[[ Data listing, beginning ]]

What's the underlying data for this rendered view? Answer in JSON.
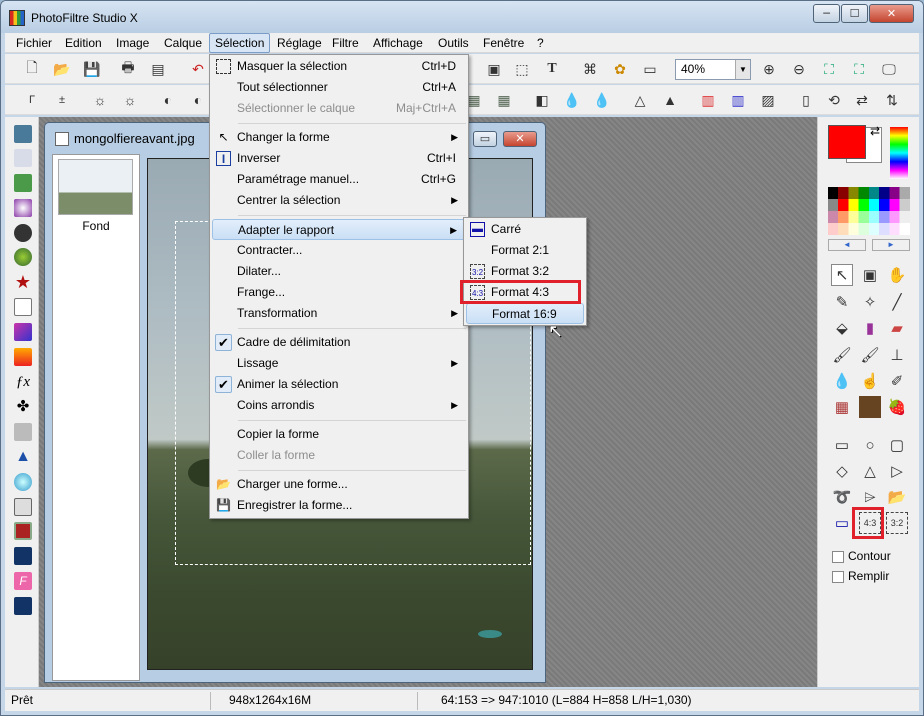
{
  "window": {
    "title": "PhotoFiltre Studio X",
    "btn_min": "─",
    "btn_max": "☐",
    "btn_close": "✕"
  },
  "menubar": [
    "Fichier",
    "Edition",
    "Image",
    "Calque",
    "Sélection",
    "Réglage",
    "Filtre",
    "Affichage",
    "Outils",
    "Fenêtre",
    "?"
  ],
  "zoom": {
    "value": "40%"
  },
  "document": {
    "title": "mongolfiereavant.jpg",
    "layer_name": "Fond"
  },
  "selection_menu": [
    {
      "label": "Masquer la sélection",
      "shortcut": "Ctrl+D",
      "icon": "selection-icon"
    },
    {
      "label": "Tout sélectionner",
      "shortcut": "Ctrl+A"
    },
    {
      "label": "Sélectionner le calque",
      "shortcut": "Maj+Ctrl+A",
      "disabled": true
    },
    {
      "label": "Changer la forme",
      "submenu": true,
      "icon": "cursor-icon"
    },
    {
      "label": "Inverser",
      "shortcut": "Ctrl+I",
      "icon": "invert-icon"
    },
    {
      "label": "Paramétrage manuel...",
      "shortcut": "Ctrl+G"
    },
    {
      "label": "Centrer la sélection",
      "submenu": true
    },
    {
      "label": "Adapter le rapport",
      "submenu": true,
      "highlighted": true
    },
    {
      "label": "Contracter..."
    },
    {
      "label": "Dilater..."
    },
    {
      "label": "Frange..."
    },
    {
      "label": "Transformation",
      "submenu": true
    },
    {
      "label": "Cadre de délimitation",
      "checked": true
    },
    {
      "label": "Lissage",
      "submenu": true
    },
    {
      "label": "Animer la sélection",
      "checked": true
    },
    {
      "label": "Coins arrondis",
      "submenu": true
    },
    {
      "label": "Copier la forme"
    },
    {
      "label": "Coller la forme",
      "disabled": true
    },
    {
      "label": "Charger une forme...",
      "icon": "folder-icon"
    },
    {
      "label": "Enregistrer la forme...",
      "icon": "save-icon"
    }
  ],
  "ratio_submenu": [
    {
      "label": "Carré",
      "icon": "square-ratio-icon"
    },
    {
      "label": "Format 2:1"
    },
    {
      "label": "Format 3:2",
      "icon_text": "3:2"
    },
    {
      "label": "Format 4:3",
      "icon_text": "4:3",
      "boxed": true
    },
    {
      "label": "Format 16:9",
      "highlighted": true
    }
  ],
  "right_panel": {
    "contour_label": "Contour",
    "fill_label": "Remplir",
    "ratio_43": "4:3",
    "ratio_32": "3:2",
    "fg_color": "#ff0000",
    "bg_color": "#ffffff",
    "nav_left": "◄",
    "nav_right": "►"
  },
  "status": {
    "ready": "Prêt",
    "size": "948x1264x16M",
    "coords": "64:153 => 947:1010 (L=884  H=858  L/H=1,030)"
  }
}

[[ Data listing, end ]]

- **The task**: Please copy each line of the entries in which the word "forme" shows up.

- **Answer to this exercise**:
      "label": "Changer la forme",
      "label": "Copier la forme"
      "label": "Coller la forme",
      "label": "Charger une forme...",
      "label": "Enregistrer la forme...",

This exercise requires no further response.